**Problem to work on**: Your task is to copy each line of the listing that contains the word "prompt".

#### Provided data ####

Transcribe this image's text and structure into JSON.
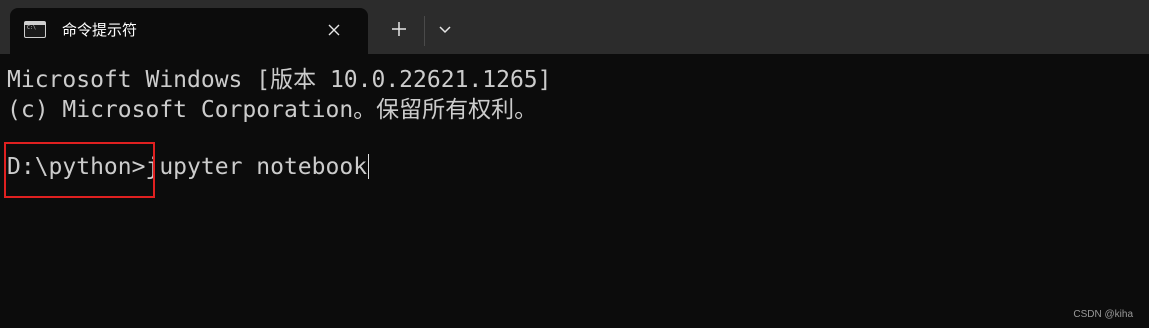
{
  "tab": {
    "icon": "command-prompt-icon",
    "title": "命令提示符",
    "close_icon": "close-icon"
  },
  "toolbar": {
    "new_tab_icon": "plus-icon",
    "dropdown_icon": "chevron-down-icon"
  },
  "console": {
    "lines": [
      "Microsoft Windows [版本 10.0.22621.1265]",
      "(c) Microsoft Corporation。保留所有权利。"
    ],
    "prompt": "D:\\python>",
    "command": "jupyter notebook"
  },
  "colors": {
    "titlebar": "#2c2c2c",
    "background": "#0c0c0c",
    "text": "#cccccc",
    "highlight": "#e02020"
  },
  "watermark": "CSDN @kiha"
}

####

**Exercise result**:
    "icon": "command-prompt-icon",
    "prompt": "D:\\python>",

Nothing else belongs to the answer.